WORK INSTRUCTION - Copy out every line of the data that has the word "icon" somewhere in it.
+---+
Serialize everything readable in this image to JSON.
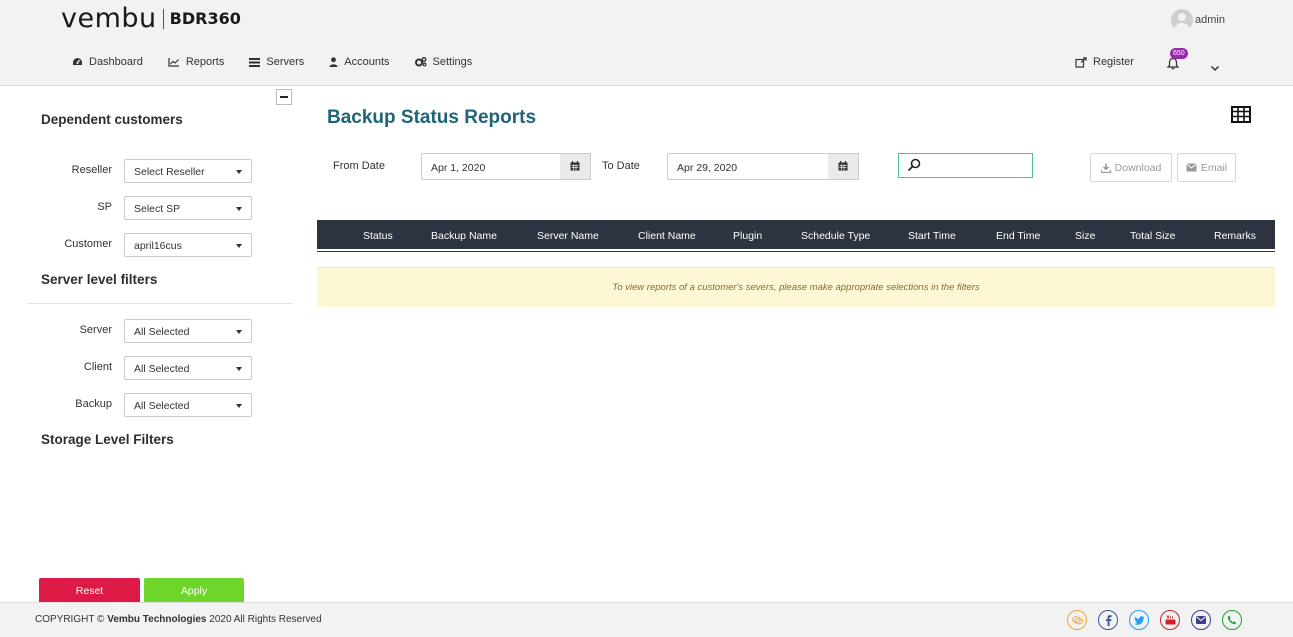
{
  "header": {
    "logo_text": "vembu",
    "logo_product": "BDR360",
    "user_name": "admin",
    "nav": [
      {
        "label": "Dashboard",
        "icon": "dashboard-icon"
      },
      {
        "label": "Reports",
        "icon": "line-chart-icon"
      },
      {
        "label": "Servers",
        "icon": "server-list-icon"
      },
      {
        "label": "Accounts",
        "icon": "user-icon"
      },
      {
        "label": "Settings",
        "icon": "gears-icon"
      }
    ],
    "register_label": "Register",
    "notification_count": "650"
  },
  "sidebar": {
    "dependent_heading": "Dependent customers",
    "server_heading": "Server level filters",
    "storage_heading": "Storage Level Filters",
    "filters": {
      "reseller": {
        "label": "Reseller",
        "value": "Select Reseller"
      },
      "sp": {
        "label": "SP",
        "value": "Select SP"
      },
      "customer": {
        "label": "Customer",
        "value": "april16cus"
      },
      "server": {
        "label": "Server",
        "value": "All Selected"
      },
      "client": {
        "label": "Client",
        "value": "All Selected"
      },
      "backup": {
        "label": "Backup",
        "value": "All Selected"
      }
    },
    "reset_label": "Reset",
    "apply_label": "Apply"
  },
  "main": {
    "title": "Backup Status Reports",
    "from_date_label": "From Date",
    "from_date_value": "Apr 1, 2020",
    "to_date_label": "To Date",
    "to_date_value": "Apr 29, 2020",
    "download_label": "Download",
    "email_label": "Email",
    "columns": [
      "Status",
      "Backup Name",
      "Server Name",
      "Client Name",
      "Plugin",
      "Schedule Type",
      "Start Time",
      "End Time",
      "Size",
      "Total Size",
      "Remarks"
    ],
    "notice": "To view reports of a customer's severs, please make appropriate selections in the filters"
  },
  "footer": {
    "copyright_prefix": "COPYRIGHT ©",
    "brand": "Vembu Technologies",
    "copyright_suffix": "2020 All Rights Reserved",
    "social": [
      {
        "name": "chat-icon",
        "color": "#f0a830"
      },
      {
        "name": "facebook-icon",
        "color": "#3b5998"
      },
      {
        "name": "twitter-icon",
        "color": "#1da1f2"
      },
      {
        "name": "youtube-icon",
        "color": "#d0202a"
      },
      {
        "name": "email-icon",
        "color": "#3d3f8f"
      },
      {
        "name": "phone-icon",
        "color": "#1e9e2e"
      }
    ]
  },
  "colors": {
    "title": "#1f6478",
    "table_header": "#2c3441",
    "reset": "#dc1a45",
    "apply": "#6ed62a",
    "badge": "#9b27af",
    "notice_bg": "#fcf8d6"
  }
}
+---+
EXPECTED OUTPUT -
        "icon": "dashboard-icon"
        "icon": "line-chart-icon"
        "icon": "server-list-icon"
        "icon": "user-icon"
        "icon": "gears-icon"
        "name": "chat-icon",
        "name": "facebook-icon",
        "name": "twitter-icon",
        "name": "youtube-icon",
        "name": "email-icon",
        "name": "phone-icon",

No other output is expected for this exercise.